A comparative phenotypic and genomic analysis of C57BL/6J and C57BL/6N mouse strains
1 Medical Research Council Harwell (Mammalian Genetics Unit and Mary Lyon Centre), Harwell Science Campus, OX11 0RD, UK
2 The Wellcome Trust Sanger Institute, Wellcome Trust Genome Campus, Hinxton, CB10 1SA, UK
3 Helmholtz Zentrum München, German Research Centre for Environmental Health, Institute of Experimental Genetics and German Mouse Clinic, Ingolstädter Landstraße 1, Neuherberg, D-85764, Germany
4 Helmholtz Zentrum München, German Research Centre for Environmental Health, Institute of Developmental Genetics, Ingolstädter Landstraße 1, Neuherberg, D-85764, Germany
5 Helmholtz Zentrum München, German Research Centre for Environmental Health, Institute of Pathology, Ingolstädter Landstraße 1, Neuherberg, D-85764, Germany
6 Institut Clinique de la Souris, ICS/MCI, PHENOMIN, GIE CERBM, IGBMC, CNRS, INSERM, 1 Rue Laurent Fries, 67404 Illkirch-Graffenstaden Cedex, France
7 Faculty of Medical and Human Sciences, University of Manchester, Oxford Road, Manchester, MN13 9PT, UK
8 Faculty of Life Sciences, University of Manchester, Oxford Road, Manchester, MN13 9PT, UK
9 AniRA ImmOs phenotyping facility- SFR Biosciences Lyon Gerland- UMS3444/US8, 21 avenue Tony Garnier F-69007 Lyon, France
10 Medical Research Council Human Genetics Unit, IGMM, University of Edinburgh, Western General Hospital, Crewe Road, Edinburgh, EH4 2XU, UK
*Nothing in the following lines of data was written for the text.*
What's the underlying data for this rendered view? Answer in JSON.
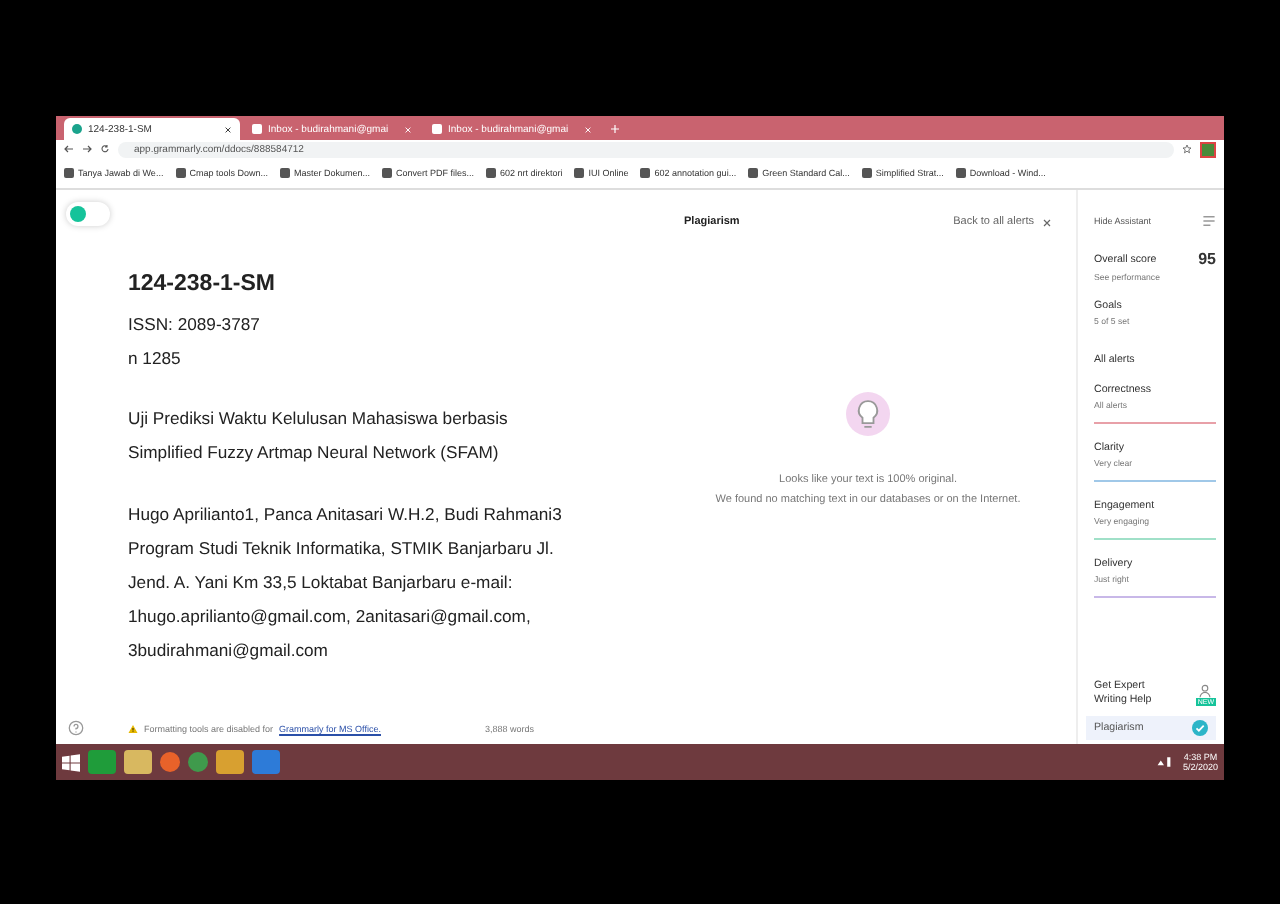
{
  "browser": {
    "tabs": [
      {
        "title": "124-238-1-SM",
        "selected": true
      },
      {
        "title": "Inbox - budirahmani@gmai",
        "selected": false
      },
      {
        "title": "Inbox - budirahmani@gmai",
        "selected": false
      }
    ],
    "address": "app.grammarly.com/ddocs/888584712",
    "bookmarks": [
      "Tanya Jawab di We...",
      "Cmap tools Down...",
      "Master Dokumen...",
      "Convert PDF files...",
      "602 nrt direktori",
      "IUI Online",
      "602 annotation gui...",
      "Green Standard Cal...",
      "Simplified Strat...",
      "Download - Wind..."
    ]
  },
  "document": {
    "title": "124-238-1-SM",
    "lines": [
      "ISSN: 2089-3787",
      "n 1285"
    ],
    "paragraphs": [
      [
        "Uji Prediksi Waktu Kelulusan Mahasiswa berbasis",
        "Simplified Fuzzy Artmap Neural Network (SFAM)"
      ],
      [
        "Hugo Aprilianto1, Panca Anitasari W.H.2, Budi Rahmani3",
        "Program Studi Teknik Informatika, STMIK Banjarbaru Jl.",
        "Jend. A. Yani Km 33,5 Loktabat Banjarbaru e-mail:",
        "1hugo.aprilianto@gmail.com, 2anitasari@gmail.com,",
        "3budirahmani@gmail.com"
      ]
    ]
  },
  "footer": {
    "notice": "Formatting tools are disabled for",
    "link": "Grammarly for MS Office.",
    "word_count": "3,888 words"
  },
  "plagiarism": {
    "title": "Plagiarism",
    "back": "Back to all alerts",
    "messages": [
      "Looks like your text is 100% original.",
      "We found no matching text in our databases or on the Internet."
    ]
  },
  "sidebar": {
    "hide": "Hide Assistant",
    "score_label": "Overall score",
    "score": "95",
    "performance": "See performance",
    "goals": {
      "title": "Goals",
      "value": "5 of 5 set"
    },
    "all_alerts": "All alerts",
    "categories": [
      {
        "name": "Correctness",
        "value": "All alerts",
        "color": "#e8a0a8"
      },
      {
        "name": "Clarity",
        "value": "Very clear",
        "color": "#a0c8e8"
      },
      {
        "name": "Engagement",
        "value": "Very engaging",
        "color": "#a0e0c8"
      },
      {
        "name": "Delivery",
        "value": "Just right",
        "color": "#c8b8e8"
      }
    ],
    "expert": "Get Expert Writing Help",
    "badge": "NEW",
    "plagiarism": {
      "label": "Plagiarism",
      "selected": true
    }
  },
  "taskbar": {
    "time": "4:38 PM",
    "date": "5/2/2020"
  }
}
11 Infection and Immunity Division, Roslin Institute, University of Edinburgh, Easter Bush Veterinary Campus, Midlothian, EH25 9RG, UK
12 Consiglio Nazionale delle Ricerche- Cell Biology and Neurobiology Institute, Via E.Ramarini 32, 00015 Monterotondo Scala, Italy
13 Department of Infection Genetics, Helmholtz Centre for Infection Research, Inhoffenstraße 7, Braunschweig, 38124, Germany
14 Mouse Metabolic Facility of the Cardiomet Center, University Hospital, and Center for Integrative Genomics, University of Lausanne, 1015 Lausanne, Switzerland
15 Center for Integrative Genomics, University of Lausanne, Lausanne, CH-1015, Switzerland
16 Chair for Developmental Genetics, Technische Universität München, Arcisstr. 21, Munich, 80333, Germany
17 Max Planck Institute of Psychiatry, Kraepelinstrasse 2, Munich, 80804, Germany
18 Deutsches Zentrum für Neurodegenerative Erkrankungen, Schillerstrasse 44, Munich, 80336, Germany
Citation and License
Genome Biology 2013, 14:R82 doi:10.1186/gb-2013-14-7-r82Published: 31 July 2013
The mouse inbred line C57BL/6J is widely used in mouse genetics and its genome has been incorporated into many genetic reference populations. More recently large initiatives such as the International Knockout Mouse Consortium (IKMC) are using the C57BL/6N mouse strain to generate null alleles for all mouse genes. Hence both strains are now widely used in mouse genetics studies. Here we perform a comprehensive genomic and phenotypic analysis of the two strains to identify differences that may influence their underlying genetic mechanisms.
We undertake genome sequence comparisons of C57BL/6J and C57BL/6N to identify SNPs, indels and structural variants, with a focus on identifying all coding variants. We annotate 34 SNPs and 2 indels that distinguish C57BL/6J and C57BL/6N coding sequences, as well as 15 structural variants that overlap a gene. In parallel we assess the comparative phenotypes of the two inbred lines utilizing the EMPReSSslim phenotyping pipeline, a broad based assessment encompassing diverse biological systems. We perform additional secondary phenotyping assessments to explore other phenotype domains and to elaborate phenotype differences identified in the primary assessment. We uncover significant phenotypic differences between the two lines, replicated across multiple centers, in a number of physiological, biochemical and behavioral systems.
Comparison of C57BL/6J and C57BL/6N demonstrates a range of phenotypic differences that have the potential to impact upon penetrance and expressivity of mutational effects in these strains. Moreover, the sequence variants we identify provide a set of candidate genes for the phenotypic differences observed between the two strains.